(Recorded data)
────────────────────
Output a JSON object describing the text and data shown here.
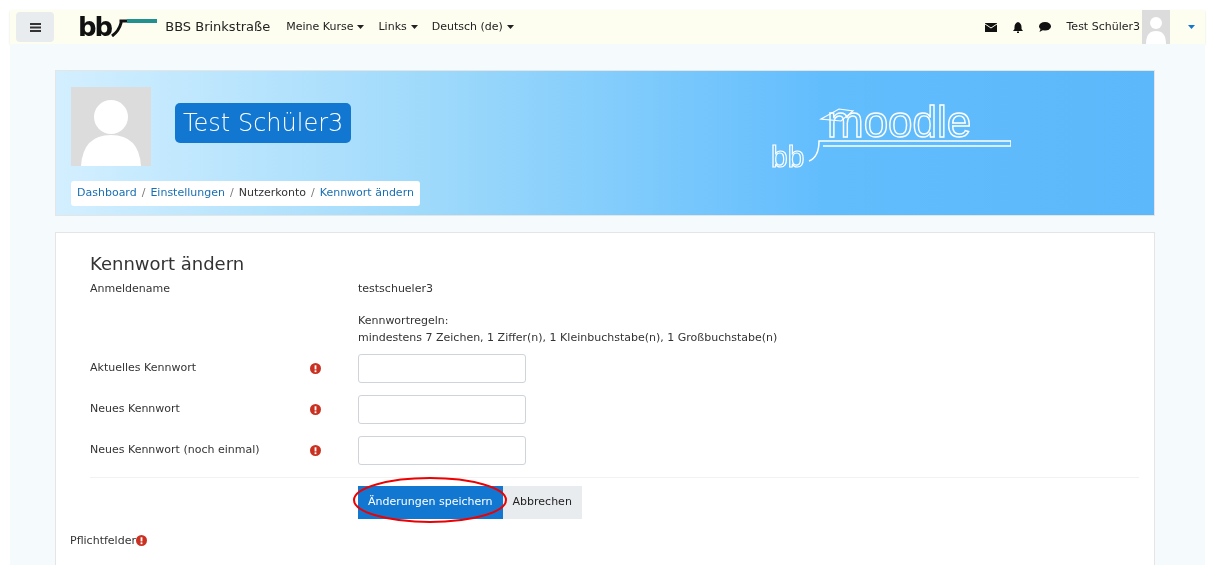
{
  "navbar": {
    "logo_text": "bb",
    "site_name": "BBS Brinkstraße",
    "menus": [
      {
        "label": "Meine Kurse"
      },
      {
        "label": "Links"
      },
      {
        "label": "Deutsch (de)"
      }
    ],
    "user_name": "Test Schüler3"
  },
  "header": {
    "name": "Test Schüler3",
    "logo_prefix": "bb",
    "logo_word": "moodle",
    "breadcrumb": [
      {
        "label": "Dashboard",
        "link": true
      },
      {
        "separator": "/",
        "label": "Einstellungen",
        "link": true
      },
      {
        "separator": "/",
        "label": "Nutzerkonto",
        "link": false
      },
      {
        "separator": "/",
        "label": "Kennwort ändern",
        "link": true
      }
    ]
  },
  "form": {
    "title": "Kennwort ändern",
    "username_label": "Anmeldename",
    "username": "testschueler3",
    "rules_title": "Kennwortregeln:",
    "rules": "mindestens 7 Zeichen, 1 Ziffer(n), 1 Kleinbuchstabe(n), 1 Großbuchstabe(n)",
    "fields": [
      {
        "label": "Aktuelles Kennwort",
        "required": true
      },
      {
        "label": "Neues Kennwort",
        "required": true
      },
      {
        "label": "Neues Kennwort (noch einmal)",
        "required": true
      }
    ],
    "save_button": {
      "label": "Änderungen speichern",
      "highlighted": true
    },
    "cancel_button": {
      "label": "Abbrechen"
    },
    "required_note": "Pflichtfelder"
  }
}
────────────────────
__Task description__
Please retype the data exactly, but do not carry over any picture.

__Written response__
Output a JSON object describing the text and data shown here.
{
  "navbar": {
    "logo_text": "bb",
    "site_name": "BBS Brinkstraße",
    "menus": [
      {
        "label": "Meine Kurse"
      },
      {
        "label": "Links"
      },
      {
        "label": "Deutsch (de)"
      }
    ],
    "user_name": "Test Schüler3"
  },
  "header": {
    "name": "Test Schüler3",
    "logo_prefix": "bb",
    "logo_word": "moodle",
    "breadcrumb": [
      {
        "label": "Dashboard",
        "link": true
      },
      {
        "separator": "/",
        "label": "Einstellungen",
        "link": true
      },
      {
        "separator": "/",
        "label": "Nutzerkonto",
        "link": false
      },
      {
        "separator": "/",
        "label": "Kennwort ändern",
        "link": true
      }
    ]
  },
  "form": {
    "title": "Kennwort ändern",
    "username_label": "Anmeldename",
    "username": "testschueler3",
    "rules_title": "Kennwortregeln:",
    "rules": "mindestens 7 Zeichen, 1 Ziffer(n), 1 Kleinbuchstabe(n), 1 Großbuchstabe(n)",
    "fields": [
      {
        "label": "Aktuelles Kennwort",
        "required": true
      },
      {
        "label": "Neues Kennwort",
        "required": true
      },
      {
        "label": "Neues Kennwort (noch einmal)",
        "required": true
      }
    ],
    "save_button": {
      "label": "Änderungen speichern",
      "highlighted": true
    },
    "cancel_button": {
      "label": "Abbrechen"
    },
    "required_note": "Pflichtfelder"
  }
}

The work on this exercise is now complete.